The Bombay High Court on Wednesday said it was troubled by the fact that the recently amended IT Rules to curb online fake news against the government offer no recourse to a person whose social media post has been removed or account suspended after being flagged by the proposed Fact Checking Unit (FCU).
A division bench of Justices Gautam Patel and Neela Gokhale questioned where such a person would go when their post is unilaterally closed with no recourse available.
It may or may not have a chilling effect but still needs to be considered, Justice Patel said.
The bench was hearing arguments on a bunch of petitions challenging the amended Information Technology (IT) Rules. Stand-up comedian Kunal Kamra, the Editors Guild of India and the Association of Indian Magazines have filed petitions in the HC against the Rules, terming them arbitrary and unconstitutional and claiming that they would have a chilling effect on the fundamental rights of citizens.
Solicitor General Tushar Mehta on Wednesday argued that once the FCU, to be set up under the Rules, flags any post with fake and false facts then the intermediaries have the options of verifying it and removing the content or putting a disclaimer on the post.
The intermediaries retain their safe harbour or immunity by doing so. If the intermediary does nothing then the aggrieved party (either the person or the government) can move court against the post and take the intermediary too to court. The court would then decide the liability, Mehta said.
Mehta clarified that the intermediaries do not have the option of not doing anything once content has been flagged by the FCU. The intermediary must act either way to retain their safe harbour or immunity. There is no compulsion to remove but then the intermediary loses its safe harbour, he said.
The bench then questioned if a remedy was available under the Rules to the person whose post has been flagged.
If the intermediary complies and removes the contentwhere does the user (person whose post has been removed or account suspended) go? There is no recourse for the userand that is what is troubling usthe user has no recoursenone, the bench said.
The court also questioned if a government authority, in this case the FCU, has the authority to decide what the truth is.
What is the truth? We have lower courts to determine thiseven courts cannot answer this for surecourts arrive at some level of truth because there is a process in place. This process has been defined in our system. What lacks here is this process, Justice Patel said.

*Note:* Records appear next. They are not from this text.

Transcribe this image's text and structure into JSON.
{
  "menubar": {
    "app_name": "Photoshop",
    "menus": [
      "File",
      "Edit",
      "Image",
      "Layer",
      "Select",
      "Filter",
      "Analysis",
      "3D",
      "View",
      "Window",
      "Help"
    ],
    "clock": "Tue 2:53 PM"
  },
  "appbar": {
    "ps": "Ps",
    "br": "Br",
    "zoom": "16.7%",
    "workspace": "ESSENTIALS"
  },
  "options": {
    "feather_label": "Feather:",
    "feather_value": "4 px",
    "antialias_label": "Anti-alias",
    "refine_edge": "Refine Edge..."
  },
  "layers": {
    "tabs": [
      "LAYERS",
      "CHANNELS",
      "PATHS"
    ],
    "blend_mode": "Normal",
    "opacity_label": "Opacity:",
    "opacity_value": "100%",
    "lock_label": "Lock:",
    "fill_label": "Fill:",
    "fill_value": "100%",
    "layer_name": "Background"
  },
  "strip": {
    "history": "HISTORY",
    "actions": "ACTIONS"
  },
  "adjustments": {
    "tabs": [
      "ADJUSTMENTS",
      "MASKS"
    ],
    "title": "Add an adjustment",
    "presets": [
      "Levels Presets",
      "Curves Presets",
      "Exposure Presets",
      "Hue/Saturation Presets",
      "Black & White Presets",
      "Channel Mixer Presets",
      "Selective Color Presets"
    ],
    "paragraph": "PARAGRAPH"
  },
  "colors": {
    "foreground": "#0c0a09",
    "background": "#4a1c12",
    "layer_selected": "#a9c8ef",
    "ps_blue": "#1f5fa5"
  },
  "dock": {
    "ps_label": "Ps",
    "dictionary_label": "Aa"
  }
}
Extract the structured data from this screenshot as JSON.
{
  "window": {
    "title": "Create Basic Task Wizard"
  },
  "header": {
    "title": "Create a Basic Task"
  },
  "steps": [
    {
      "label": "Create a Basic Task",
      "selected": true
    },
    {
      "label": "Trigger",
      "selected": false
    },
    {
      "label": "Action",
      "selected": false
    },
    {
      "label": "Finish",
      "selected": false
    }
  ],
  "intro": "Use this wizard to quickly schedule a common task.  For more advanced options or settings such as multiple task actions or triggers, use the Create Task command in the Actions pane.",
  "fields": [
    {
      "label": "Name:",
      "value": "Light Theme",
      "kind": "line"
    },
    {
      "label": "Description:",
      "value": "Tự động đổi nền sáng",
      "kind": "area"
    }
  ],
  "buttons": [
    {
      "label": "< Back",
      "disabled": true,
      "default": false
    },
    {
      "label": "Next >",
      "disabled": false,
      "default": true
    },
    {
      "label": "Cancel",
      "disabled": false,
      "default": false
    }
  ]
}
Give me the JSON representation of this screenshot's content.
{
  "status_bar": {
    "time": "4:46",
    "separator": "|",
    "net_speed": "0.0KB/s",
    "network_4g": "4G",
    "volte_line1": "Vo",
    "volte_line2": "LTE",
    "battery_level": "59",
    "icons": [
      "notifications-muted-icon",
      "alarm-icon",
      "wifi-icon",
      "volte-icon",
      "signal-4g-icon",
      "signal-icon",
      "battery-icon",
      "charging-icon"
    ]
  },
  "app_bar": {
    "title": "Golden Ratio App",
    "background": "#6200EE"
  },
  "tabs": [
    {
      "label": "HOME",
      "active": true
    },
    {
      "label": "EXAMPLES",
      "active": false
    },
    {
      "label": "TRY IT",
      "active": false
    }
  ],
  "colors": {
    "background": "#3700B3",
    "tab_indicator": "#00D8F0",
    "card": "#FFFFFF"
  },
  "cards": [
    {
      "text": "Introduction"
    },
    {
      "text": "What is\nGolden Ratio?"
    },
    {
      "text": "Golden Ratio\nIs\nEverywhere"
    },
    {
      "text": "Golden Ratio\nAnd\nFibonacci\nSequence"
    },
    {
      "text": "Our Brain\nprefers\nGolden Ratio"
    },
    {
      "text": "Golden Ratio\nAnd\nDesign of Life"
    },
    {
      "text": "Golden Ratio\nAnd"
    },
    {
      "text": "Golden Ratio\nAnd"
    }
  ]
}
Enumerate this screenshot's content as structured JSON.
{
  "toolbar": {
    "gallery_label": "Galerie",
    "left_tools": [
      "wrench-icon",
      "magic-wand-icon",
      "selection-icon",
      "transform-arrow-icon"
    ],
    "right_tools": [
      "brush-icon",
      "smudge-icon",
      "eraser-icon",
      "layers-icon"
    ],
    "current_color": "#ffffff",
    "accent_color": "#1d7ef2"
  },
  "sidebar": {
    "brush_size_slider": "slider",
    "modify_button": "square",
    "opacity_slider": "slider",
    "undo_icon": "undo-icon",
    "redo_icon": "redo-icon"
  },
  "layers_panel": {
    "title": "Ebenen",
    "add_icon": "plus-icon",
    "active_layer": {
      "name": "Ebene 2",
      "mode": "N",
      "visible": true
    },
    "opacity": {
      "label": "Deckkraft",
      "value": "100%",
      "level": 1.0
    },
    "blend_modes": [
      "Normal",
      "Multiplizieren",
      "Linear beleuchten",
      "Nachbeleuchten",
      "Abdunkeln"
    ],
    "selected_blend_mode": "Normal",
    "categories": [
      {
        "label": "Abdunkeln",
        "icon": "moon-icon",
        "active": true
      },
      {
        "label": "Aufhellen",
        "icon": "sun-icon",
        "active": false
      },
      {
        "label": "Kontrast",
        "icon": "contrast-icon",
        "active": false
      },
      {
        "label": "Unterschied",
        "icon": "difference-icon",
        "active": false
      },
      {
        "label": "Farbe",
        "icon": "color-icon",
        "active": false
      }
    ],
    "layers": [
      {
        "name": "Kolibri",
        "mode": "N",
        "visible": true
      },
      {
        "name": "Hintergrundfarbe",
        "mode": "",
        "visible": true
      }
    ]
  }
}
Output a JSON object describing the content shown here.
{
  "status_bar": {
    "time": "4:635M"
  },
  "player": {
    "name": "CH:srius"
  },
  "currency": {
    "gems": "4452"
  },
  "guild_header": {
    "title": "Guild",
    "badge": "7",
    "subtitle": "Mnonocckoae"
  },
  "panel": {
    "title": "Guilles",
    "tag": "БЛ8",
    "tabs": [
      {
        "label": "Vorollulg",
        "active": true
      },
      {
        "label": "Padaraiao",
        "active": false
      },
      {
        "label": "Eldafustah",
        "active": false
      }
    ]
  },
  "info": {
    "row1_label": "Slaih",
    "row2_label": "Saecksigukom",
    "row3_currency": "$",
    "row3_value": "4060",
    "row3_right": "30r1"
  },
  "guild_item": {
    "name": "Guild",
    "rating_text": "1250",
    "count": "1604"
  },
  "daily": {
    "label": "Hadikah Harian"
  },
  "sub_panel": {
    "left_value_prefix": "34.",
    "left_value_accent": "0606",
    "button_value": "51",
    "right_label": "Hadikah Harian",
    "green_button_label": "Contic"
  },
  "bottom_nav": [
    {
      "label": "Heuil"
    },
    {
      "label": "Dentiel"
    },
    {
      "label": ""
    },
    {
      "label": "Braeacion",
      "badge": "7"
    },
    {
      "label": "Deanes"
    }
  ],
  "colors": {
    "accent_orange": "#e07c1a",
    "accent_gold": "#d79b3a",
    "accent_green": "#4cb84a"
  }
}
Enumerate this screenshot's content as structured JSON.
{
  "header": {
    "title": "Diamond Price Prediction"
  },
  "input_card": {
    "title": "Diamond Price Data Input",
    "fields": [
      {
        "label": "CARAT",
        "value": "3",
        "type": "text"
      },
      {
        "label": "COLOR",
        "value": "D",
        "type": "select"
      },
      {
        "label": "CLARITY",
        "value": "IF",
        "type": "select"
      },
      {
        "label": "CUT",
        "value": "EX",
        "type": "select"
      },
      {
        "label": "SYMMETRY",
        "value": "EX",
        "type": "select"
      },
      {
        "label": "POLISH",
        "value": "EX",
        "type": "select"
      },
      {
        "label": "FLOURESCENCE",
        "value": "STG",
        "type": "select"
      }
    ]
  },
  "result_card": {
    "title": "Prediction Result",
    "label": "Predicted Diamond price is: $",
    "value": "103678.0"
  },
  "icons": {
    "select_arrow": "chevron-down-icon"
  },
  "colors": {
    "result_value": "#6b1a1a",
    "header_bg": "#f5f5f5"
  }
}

The bench noted that it agrees with the Centre’s argument that there are several fake and false facts being spread on the internet and this was a problem not just for the government but also for society at large.
It raises several serious and ethical questions which can be debated. The only question is the compulsion by the FCU that says it has determined, not a court, but it has determined something is fake and false, Justice Patel said.
The bench reiterated that although it has been hearing arguments on the issue for several days, one thing that has not yet been clarified by the Union government is what necessitated the amendment now.
I still don’t get why the Press Information Bureau (PIB) which has until now been doing the job of flagging off fake news on social media platforms was held insufficientwhat warranted this amendment and a FCUwhy was the PIB held as inadequate, the court queried.
Mehta further told the court that the government was not going to be the arbiter on the issue of whether a post contains fake and false facts.
The government does not seek to be the arbiter. Only the courts can do so, he said.
The bench will continue hearing the matter on September 29.
In April this year, after the petitions were filed, the Centre had told the court that it would not notify the FCU till July. The statement came to be extended from time to time when the court started hearing arguments in the pleas. Last month, the statement was extended till October 3.
On April 6 this year, the Union government promulgated certain amendments to the Information Technology (Intermediary Guidelines and Digital Media Ethics Code) Rules, 2021, including a provision for an FCU to flag fake, false or misleading online content related to the government.
The three petitions sought the court to declare the amended Rules unconstitutional and direct the government to restrain from acting against any individual under the Rules. PTI